▶ _The problem_:
Only the lines from the one with "Decode this image" through the last line of the data below are to be duplicated, exactly and without pictures.

--- --- ---

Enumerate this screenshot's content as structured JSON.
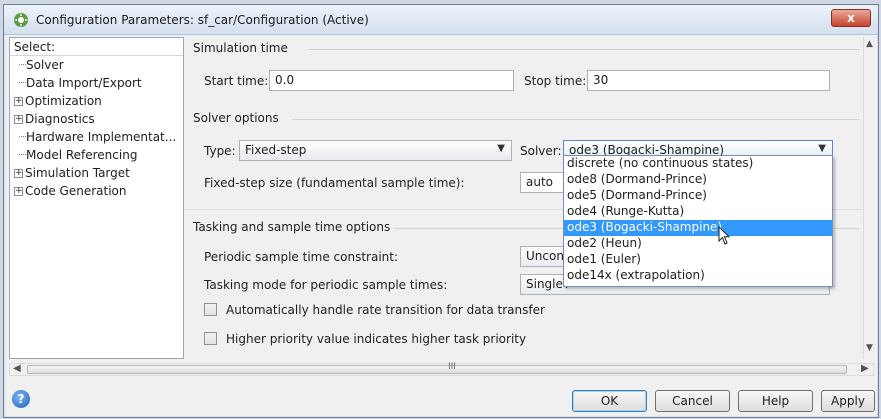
{
  "window": {
    "title": "Configuration Parameters: sf_car/Configuration (Active)",
    "close_label": "x"
  },
  "tree": {
    "header": "Select:",
    "items": [
      {
        "label": "Solver",
        "expandable": false,
        "selected": true
      },
      {
        "label": "Data Import/Export",
        "expandable": false
      },
      {
        "label": "Optimization",
        "expandable": true
      },
      {
        "label": "Diagnostics",
        "expandable": true
      },
      {
        "label": "Hardware Implementat...",
        "expandable": false
      },
      {
        "label": "Model Referencing",
        "expandable": false
      },
      {
        "label": "Simulation Target",
        "expandable": true
      },
      {
        "label": "Code Generation",
        "expandable": true
      }
    ]
  },
  "simulation_time": {
    "section_title": "Simulation time",
    "start_label": "Start time:",
    "start_value": "0.0",
    "stop_label": "Stop time:",
    "stop_value": "30"
  },
  "solver_options": {
    "section_title": "Solver options",
    "type_label": "Type:",
    "type_value": "Fixed-step",
    "solver_label": "Solver:",
    "solver_value": "ode3 (Bogacki-Shampine)",
    "step_size_label": "Fixed-step size (fundamental sample time):",
    "step_size_value": "auto"
  },
  "solver_dropdown": {
    "options": [
      "discrete (no continuous states)",
      "ode8 (Dormand-Prince)",
      "ode5 (Dormand-Prince)",
      "ode4 (Runge-Kutta)",
      "ode3 (Bogacki-Shampine)",
      "ode2 (Heun)",
      "ode1 (Euler)",
      "ode14x (extrapolation)"
    ],
    "selected": "ode3 (Bogacki-Shampine)"
  },
  "tasking": {
    "section_title": "Tasking and sample time options",
    "periodic_label": "Periodic sample time constraint:",
    "periodic_value": "Uncons",
    "mode_label": "Tasking mode for periodic sample times:",
    "mode_value": "SingleT",
    "auto_rate_label": "Automatically handle rate transition for data transfer",
    "auto_rate_checked": false,
    "priority_label": "Higher priority value indicates higher task priority",
    "priority_checked": false
  },
  "footer": {
    "help_icon_label": "?",
    "ok_label": "OK",
    "cancel_label": "Cancel",
    "help_label": "Help",
    "apply_label": "Apply"
  },
  "scrollbar": {
    "grip_label": "III"
  },
  "colors": {
    "selection": "#3399ff",
    "title_gradient_top": "#eef3fa",
    "close_button": "#c7432f"
  }
}
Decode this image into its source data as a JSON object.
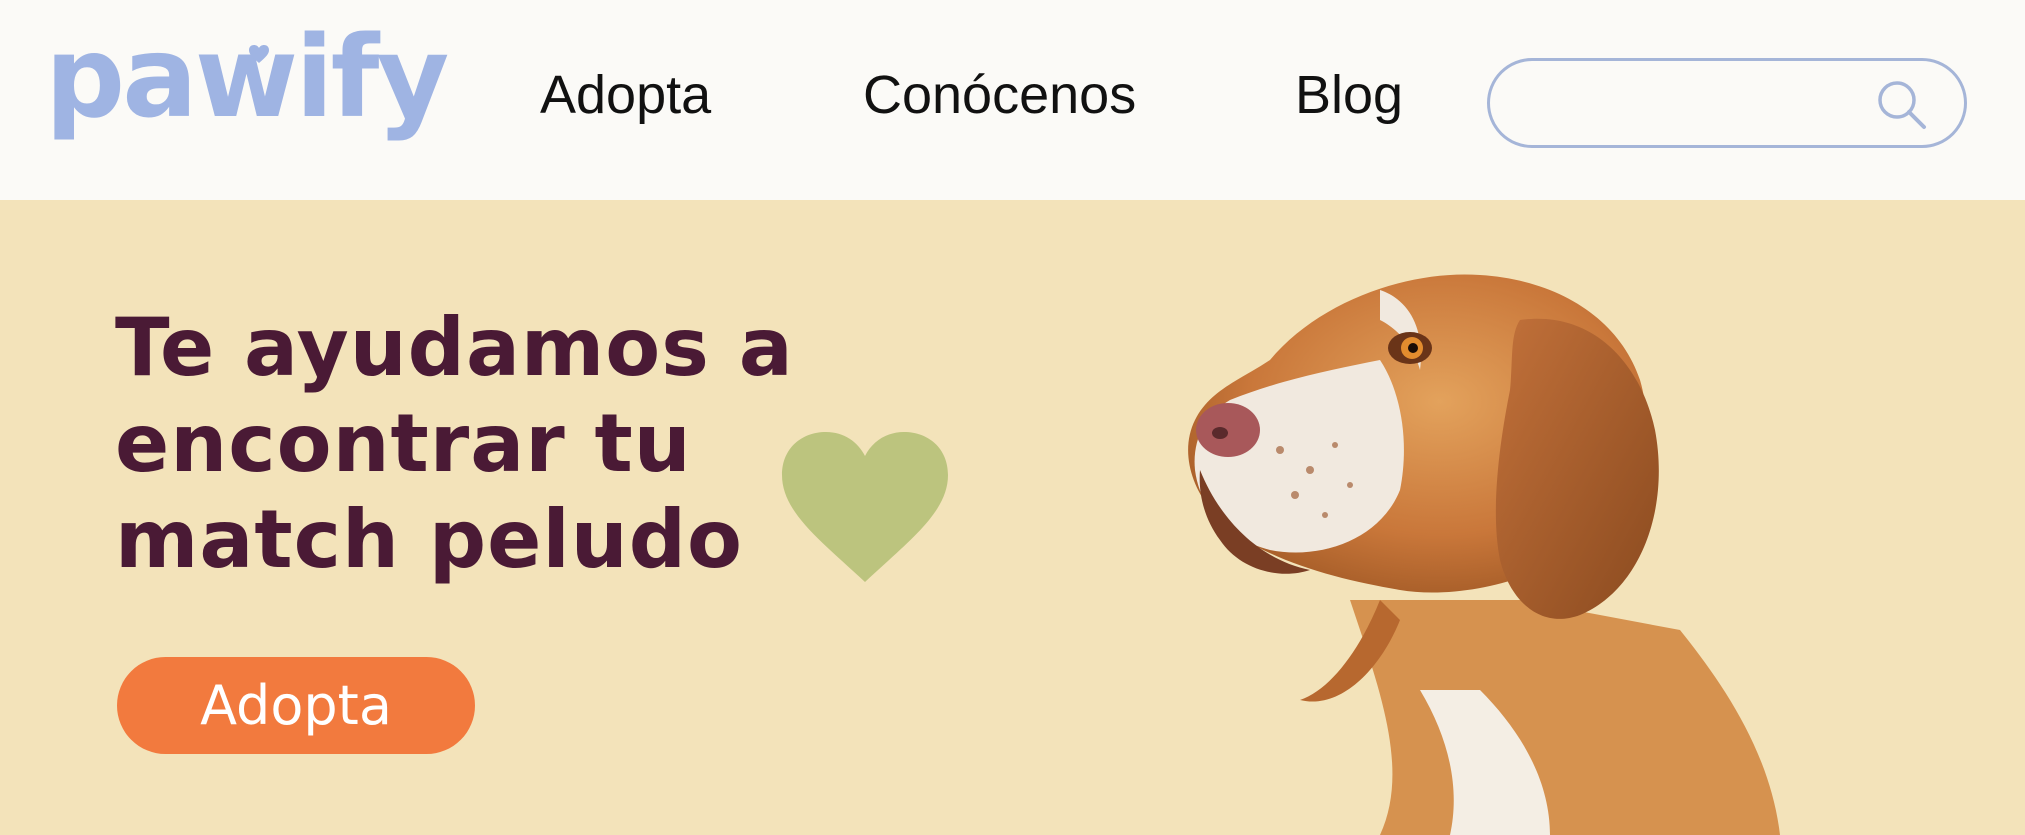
{
  "brand": {
    "logo_text": "pawify",
    "logo_color": "#9fb4e3"
  },
  "nav": {
    "items": [
      {
        "label": "Adopta"
      },
      {
        "label": "Conócenos"
      },
      {
        "label": "Blog"
      }
    ]
  },
  "search": {
    "value": "",
    "placeholder": "",
    "icon": "search-icon"
  },
  "hero": {
    "title_lines": [
      "Te ayudamos a",
      "encontrar tu",
      "match peludo"
    ],
    "cta_label": "Adopta",
    "decoration_icon": "heart-icon",
    "image": "beagle-dog-photo"
  },
  "colors": {
    "header_bg": "#fbfaf7",
    "hero_bg": "#f3e3ba",
    "title": "#4a1a35",
    "cta": "#f27a3e",
    "heart": "#bcc47e",
    "search_border": "#a5b5d8"
  }
}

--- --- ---

▶ _Reply_:
Decode this image into its source data as a JSON object.
{
  "brand": {
    "logo_text": "pawify",
    "logo_color": "#9fb4e3"
  },
  "nav": {
    "items": [
      {
        "label": "Adopta"
      },
      {
        "label": "Conócenos"
      },
      {
        "label": "Blog"
      }
    ]
  },
  "search": {
    "value": "",
    "placeholder": "",
    "icon": "search-icon"
  },
  "hero": {
    "title_lines": [
      "Te ayudamos a",
      "encontrar tu",
      "match peludo"
    ],
    "cta_label": "Adopta",
    "decoration_icon": "heart-icon",
    "image": "beagle-dog-photo"
  },
  "colors": {
    "header_bg": "#fbfaf7",
    "hero_bg": "#f3e3ba",
    "title": "#4a1a35",
    "cta": "#f27a3e",
    "heart": "#bcc47e",
    "search_border": "#a5b5d8"
  }
}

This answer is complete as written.